**What you should do**
Leaving the pictures aside, repeat the entries exactly.

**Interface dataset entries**
┄┄┄┄┄┄

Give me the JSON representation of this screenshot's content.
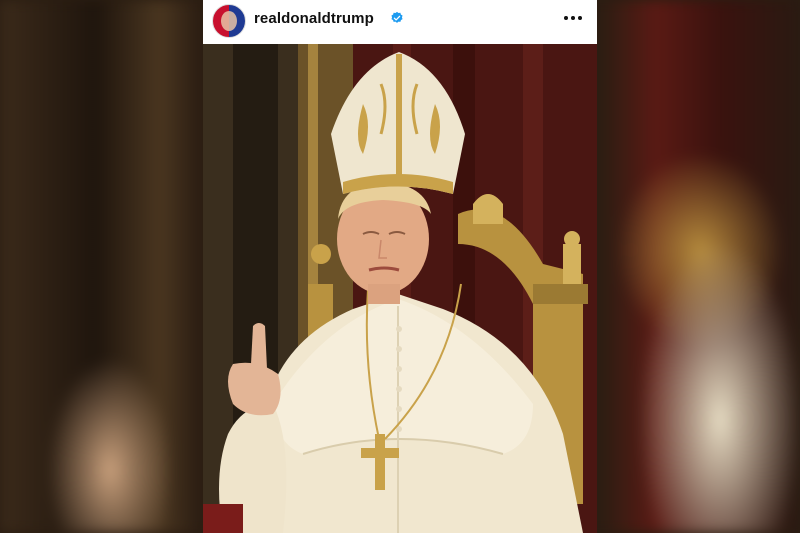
{
  "post": {
    "username": "realdonaldtrump",
    "verified": true,
    "avatar_icon": "profile-avatar",
    "more_icon": "more-horizontal-icon",
    "photo_icon": "post-photo"
  },
  "colors": {
    "verified_blue": "#1d9bf0",
    "vestment": "#f3ead5",
    "gold": "#c9a24a"
  }
}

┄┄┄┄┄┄

**Answer for the task**
Give me the JSON representation of this screenshot's content.
{
  "post": {
    "username": "realdonaldtrump",
    "verified": true,
    "avatar_icon": "profile-avatar",
    "more_icon": "more-horizontal-icon",
    "photo_icon": "post-photo"
  },
  "colors": {
    "verified_blue": "#1d9bf0",
    "vestment": "#f3ead5",
    "gold": "#c9a24a"
  }
}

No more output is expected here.